» **Working data**:
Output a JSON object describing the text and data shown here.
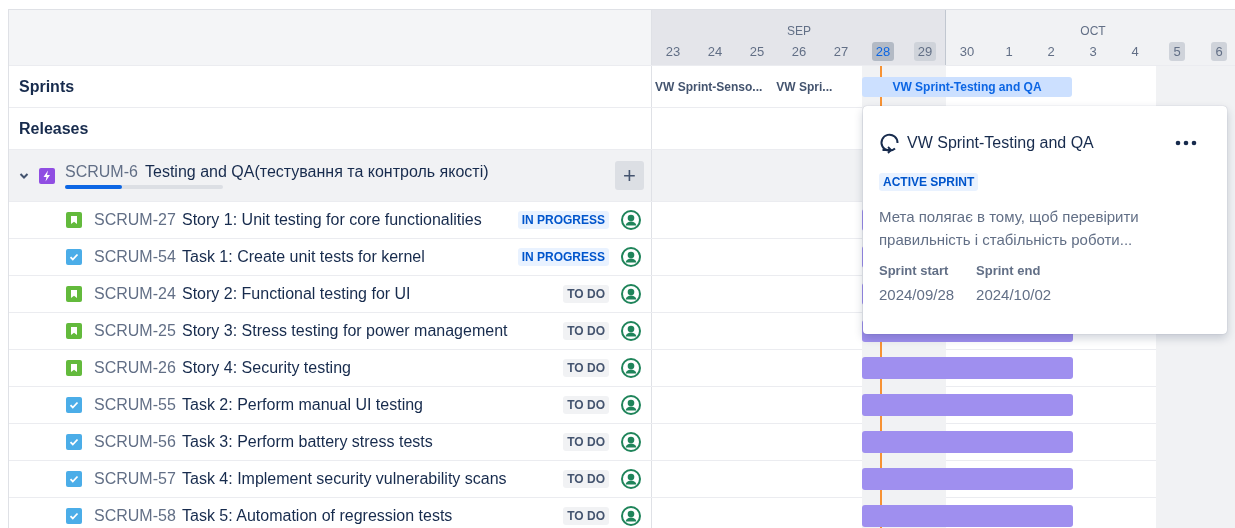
{
  "timeline": {
    "months": [
      {
        "label": "SEP",
        "current": true
      },
      {
        "label": "OCT",
        "current": false
      }
    ],
    "days": [
      {
        "label": "23",
        "kind": "day"
      },
      {
        "label": "24",
        "kind": "day"
      },
      {
        "label": "25",
        "kind": "day"
      },
      {
        "label": "26",
        "kind": "day"
      },
      {
        "label": "27",
        "kind": "day"
      },
      {
        "label": "28",
        "kind": "today"
      },
      {
        "label": "29",
        "kind": "weekend"
      },
      {
        "label": "30",
        "kind": "day"
      },
      {
        "label": "1",
        "kind": "day"
      },
      {
        "label": "2",
        "kind": "day"
      },
      {
        "label": "3",
        "kind": "day"
      },
      {
        "label": "4",
        "kind": "day"
      },
      {
        "label": "5",
        "kind": "weekend"
      },
      {
        "label": "6",
        "kind": "weekend"
      }
    ]
  },
  "sprints": {
    "label": "Sprints",
    "items": [
      {
        "label": "VW Sprint-Senso...",
        "active": false
      },
      {
        "label": "VW Spri...",
        "active": false
      },
      {
        "label": "VW Sprint-Testing and QA",
        "active": true
      }
    ]
  },
  "releases": {
    "label": "Releases"
  },
  "epic": {
    "key": "SCRUM-6",
    "title": "Testing and QA(тестування та контроль якості)",
    "expanded": true,
    "level": 0.36,
    "add_label": "+"
  },
  "issues": [
    {
      "kind": "story",
      "key": "SCRUM-27",
      "title": "Story 1: Unit testing for core functionalities",
      "status": {
        "label": "IN PROGRESS",
        "kind": "inprogress"
      }
    },
    {
      "kind": "task",
      "key": "SCRUM-54",
      "title": "Task 1: Create unit tests for kernel",
      "status": {
        "label": "IN PROGRESS",
        "kind": "inprogress"
      }
    },
    {
      "kind": "story",
      "key": "SCRUM-24",
      "title": "Story 2: Functional testing for UI",
      "status": {
        "label": "TO DO",
        "kind": "todo"
      }
    },
    {
      "kind": "story",
      "key": "SCRUM-25",
      "title": "Story 3: Stress testing for power management",
      "status": {
        "label": "TO DO",
        "kind": "todo"
      }
    },
    {
      "kind": "story",
      "key": "SCRUM-26",
      "title": "Story 4: Security testing",
      "status": {
        "label": "TO DO",
        "kind": "todo"
      }
    },
    {
      "kind": "task",
      "key": "SCRUM-55",
      "title": "Task 2: Perform manual UI testing",
      "status": {
        "label": "TO DO",
        "kind": "todo"
      }
    },
    {
      "kind": "task",
      "key": "SCRUM-56",
      "title": "Task 3: Perform battery stress tests",
      "status": {
        "label": "TO DO",
        "kind": "todo"
      }
    },
    {
      "kind": "task",
      "key": "SCRUM-57",
      "title": "Task 4: Implement security vulnerability scans",
      "status": {
        "label": "TO DO",
        "kind": "todo"
      }
    },
    {
      "kind": "task",
      "key": "SCRUM-58",
      "title": "Task 5: Automation of regression tests",
      "status": {
        "label": "TO DO",
        "kind": "todo"
      }
    }
  ],
  "popover": {
    "title": "VW Sprint-Testing and QA",
    "badge": "ACTIVE SPRINT",
    "description": "Мета полягає в тому, щоб перевірити правильність і стабільність роботи...",
    "fields": [
      {
        "label": "Sprint start",
        "value": "2024/09/28"
      },
      {
        "label": "Sprint end",
        "value": "2024/10/02"
      }
    ]
  }
}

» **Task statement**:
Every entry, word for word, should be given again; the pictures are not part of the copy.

» **Solved exercise**:
Output a JSON object describing the text and data shown here.
{
  "timeline": {
    "months": [
      {
        "label": "SEP",
        "current": true
      },
      {
        "label": "OCT",
        "current": false
      }
    ],
    "days": [
      {
        "label": "23",
        "kind": "day"
      },
      {
        "label": "24",
        "kind": "day"
      },
      {
        "label": "25",
        "kind": "day"
      },
      {
        "label": "26",
        "kind": "day"
      },
      {
        "label": "27",
        "kind": "day"
      },
      {
        "label": "28",
        "kind": "today"
      },
      {
        "label": "29",
        "kind": "weekend"
      },
      {
        "label": "30",
        "kind": "day"
      },
      {
        "label": "1",
        "kind": "day"
      },
      {
        "label": "2",
        "kind": "day"
      },
      {
        "label": "3",
        "kind": "day"
      },
      {
        "label": "4",
        "kind": "day"
      },
      {
        "label": "5",
        "kind": "weekend"
      },
      {
        "label": "6",
        "kind": "weekend"
      }
    ]
  },
  "sprints": {
    "label": "Sprints",
    "items": [
      {
        "label": "VW Sprint-Senso...",
        "active": false
      },
      {
        "label": "VW Spri...",
        "active": false
      },
      {
        "label": "VW Sprint-Testing and QA",
        "active": true
      }
    ]
  },
  "releases": {
    "label": "Releases"
  },
  "epic": {
    "key": "SCRUM-6",
    "title": "Testing and QA(тестування та контроль якості)",
    "expanded": true,
    "level": 0.36,
    "add_label": "+"
  },
  "issues": [
    {
      "kind": "story",
      "key": "SCRUM-27",
      "title": "Story 1: Unit testing for core functionalities",
      "status": {
        "label": "IN PROGRESS",
        "kind": "inprogress"
      }
    },
    {
      "kind": "task",
      "key": "SCRUM-54",
      "title": "Task 1: Create unit tests for kernel",
      "status": {
        "label": "IN PROGRESS",
        "kind": "inprogress"
      }
    },
    {
      "kind": "story",
      "key": "SCRUM-24",
      "title": "Story 2: Functional testing for UI",
      "status": {
        "label": "TO DO",
        "kind": "todo"
      }
    },
    {
      "kind": "story",
      "key": "SCRUM-25",
      "title": "Story 3: Stress testing for power management",
      "status": {
        "label": "TO DO",
        "kind": "todo"
      }
    },
    {
      "kind": "story",
      "key": "SCRUM-26",
      "title": "Story 4: Security testing",
      "status": {
        "label": "TO DO",
        "kind": "todo"
      }
    },
    {
      "kind": "task",
      "key": "SCRUM-55",
      "title": "Task 2: Perform manual UI testing",
      "status": {
        "label": "TO DO",
        "kind": "todo"
      }
    },
    {
      "kind": "task",
      "key": "SCRUM-56",
      "title": "Task 3: Perform battery stress tests",
      "status": {
        "label": "TO DO",
        "kind": "todo"
      }
    },
    {
      "kind": "task",
      "key": "SCRUM-57",
      "title": "Task 4: Implement security vulnerability scans",
      "status": {
        "label": "TO DO",
        "kind": "todo"
      }
    },
    {
      "kind": "task",
      "key": "SCRUM-58",
      "title": "Task 5: Automation of regression tests",
      "status": {
        "label": "TO DO",
        "kind": "todo"
      }
    }
  ],
  "popover": {
    "title": "VW Sprint-Testing and QA",
    "badge": "ACTIVE SPRINT",
    "description": "Мета полягає в тому, щоб перевірити правильність і стабільність роботи...",
    "fields": [
      {
        "label": "Sprint start",
        "value": "2024/09/28"
      },
      {
        "label": "Sprint end",
        "value": "2024/10/02"
      }
    ]
  }
}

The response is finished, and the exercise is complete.